By Zhang Yi (China Daily)

Updated: 2015-03-17 08:19:57


Amended law signals wider legal reform

A reporter raises a hand to ask a question during a media briefing about the amendment to the Legislation Law. The amendment is a huge step forward because it is aimed at preventing the abuse of administrative power. Li Xin / Xinhua

Meeting local demand

Ma said the amended law would meet the rising clamor from cities to manage their own affairs, arguing that national laws fail to meet specific local needs. "Many cities have populations of more than 8 million, so it's more efficient to let locals decide their own affairs, such as city management, environmental protection and public services," he said, adding that the delegation of legislative power to the cities doesn't extend to regulatory matters, such as regional economic and political development.

To better protect people's legitimate rights, the amendment also makes it clear that the imposition of extra legal burdens must be set out in a written law-a move aimed at preventing the abuse of administrative power-and that the basic system of taxation and the levying or withdrawal of taxes must accord with the relevant legislation.

At present, taxes, as legal obligations imposed on individual or businesses, lack adequate legal fallback. Only three of the 18 national taxes-those relating to individual income tax, corporate income tax, and vehicle and vessel tax-were formulated legally, and the other 15 were based on local government regulations and have no basis in law.

Other facets are similarly confusing, with local governments imposing their own regulations on property purchases, and restricting motorists' access to certain roads in accordance with local policies, which often run counter to the written, national law.

The amendment will allow local governments to formulate regulations to increase the legal obligations on citizens "if and when required by the local government" but orders local governments to propose new laws to the local people's congresses or their standing committees. If local regulations remain in place for two years they will be placed on the statute books.

Governments at all levels have comprehensive administrative power, but their legislative authority should be limited to avoid the abuse of power, said Yu An, a law professor at Tsinghua University's School of Public Policy and Management.

The revision is a great step forward for the rule of law because it places legal controls on the exercise of power, Yu said. Local governments will no longer be allowed to formulate policies to increase the legal obligations on residents, and all policies will have to be administered in strict accordance with the law.

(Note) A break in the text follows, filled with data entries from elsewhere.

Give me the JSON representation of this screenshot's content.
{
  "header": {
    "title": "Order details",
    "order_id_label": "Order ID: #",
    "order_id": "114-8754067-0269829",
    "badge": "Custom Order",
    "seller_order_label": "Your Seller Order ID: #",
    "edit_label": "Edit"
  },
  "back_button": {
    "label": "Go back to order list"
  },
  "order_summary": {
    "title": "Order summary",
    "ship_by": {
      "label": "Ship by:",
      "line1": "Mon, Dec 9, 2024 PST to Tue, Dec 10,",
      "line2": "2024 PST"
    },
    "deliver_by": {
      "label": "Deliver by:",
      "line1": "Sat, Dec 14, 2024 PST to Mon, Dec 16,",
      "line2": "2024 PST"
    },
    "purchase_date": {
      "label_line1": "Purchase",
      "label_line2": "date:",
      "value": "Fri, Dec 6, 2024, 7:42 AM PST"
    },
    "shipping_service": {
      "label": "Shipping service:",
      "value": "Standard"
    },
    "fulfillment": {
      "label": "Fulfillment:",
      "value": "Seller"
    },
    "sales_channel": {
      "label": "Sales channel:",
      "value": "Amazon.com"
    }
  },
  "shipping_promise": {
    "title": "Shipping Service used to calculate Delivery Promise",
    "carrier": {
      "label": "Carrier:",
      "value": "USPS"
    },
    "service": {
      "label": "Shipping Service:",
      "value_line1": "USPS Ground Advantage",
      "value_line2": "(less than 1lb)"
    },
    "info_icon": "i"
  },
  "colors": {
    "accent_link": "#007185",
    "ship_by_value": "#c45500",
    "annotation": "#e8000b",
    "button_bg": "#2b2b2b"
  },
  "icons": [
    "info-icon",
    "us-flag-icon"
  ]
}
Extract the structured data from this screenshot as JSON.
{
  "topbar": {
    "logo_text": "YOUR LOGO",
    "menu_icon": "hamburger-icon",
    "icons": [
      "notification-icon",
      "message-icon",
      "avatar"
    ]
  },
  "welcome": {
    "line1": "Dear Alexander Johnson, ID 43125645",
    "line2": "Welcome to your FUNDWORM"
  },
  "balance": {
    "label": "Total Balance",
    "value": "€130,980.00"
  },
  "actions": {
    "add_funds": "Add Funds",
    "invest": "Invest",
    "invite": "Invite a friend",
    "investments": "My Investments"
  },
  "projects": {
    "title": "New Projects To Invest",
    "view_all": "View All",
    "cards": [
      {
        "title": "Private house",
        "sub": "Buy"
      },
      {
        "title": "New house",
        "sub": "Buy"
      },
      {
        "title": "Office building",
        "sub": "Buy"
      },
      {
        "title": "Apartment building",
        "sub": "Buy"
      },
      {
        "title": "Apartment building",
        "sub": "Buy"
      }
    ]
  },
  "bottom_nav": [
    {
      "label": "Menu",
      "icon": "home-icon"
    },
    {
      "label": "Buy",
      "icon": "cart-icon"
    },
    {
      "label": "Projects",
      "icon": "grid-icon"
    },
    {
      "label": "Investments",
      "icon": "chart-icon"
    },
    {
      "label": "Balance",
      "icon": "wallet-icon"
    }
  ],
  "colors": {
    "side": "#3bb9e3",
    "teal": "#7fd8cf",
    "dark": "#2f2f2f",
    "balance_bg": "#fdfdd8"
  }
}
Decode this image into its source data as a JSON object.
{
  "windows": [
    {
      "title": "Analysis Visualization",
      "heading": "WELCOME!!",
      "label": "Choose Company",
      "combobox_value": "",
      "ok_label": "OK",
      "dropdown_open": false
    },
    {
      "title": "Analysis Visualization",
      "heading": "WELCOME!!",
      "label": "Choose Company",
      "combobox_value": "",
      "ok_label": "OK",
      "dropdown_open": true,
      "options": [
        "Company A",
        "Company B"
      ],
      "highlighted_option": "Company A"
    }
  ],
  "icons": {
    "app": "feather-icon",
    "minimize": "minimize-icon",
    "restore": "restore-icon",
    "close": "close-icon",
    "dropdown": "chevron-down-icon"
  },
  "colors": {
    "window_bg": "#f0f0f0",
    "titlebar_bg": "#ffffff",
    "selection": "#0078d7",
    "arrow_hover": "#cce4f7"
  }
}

Wu Xiaoling, a member of the NPC's Financial and Economic Committee, said the amendment clearly compartmentalizes legislative rights and specifies legislative procedures, and will help ensure that laws are drawn up in a scientific, democratic way.

Chen Shaoze, an NPC deputy, said the amendment will open a new chapter in the rule of law, and detailed regulations will soon be set out under the principles of the amended Legislation Law.

Fu Ying, a spokeswoman for the NPC, said this year was the first time in two years that the deputies had discussed and voted for a major amendment to a law, because changes are usually made by the NPC standing committee and only those likely to have a profound influence on the country's legal system are brought before the deputies.

"It was the first time that the legislative process had been made fully transparent to the public, reflecting the progress that's being made to strengthen the rule of law," she said.

Contact the writer at zhang_yi@chinadaily.com.cn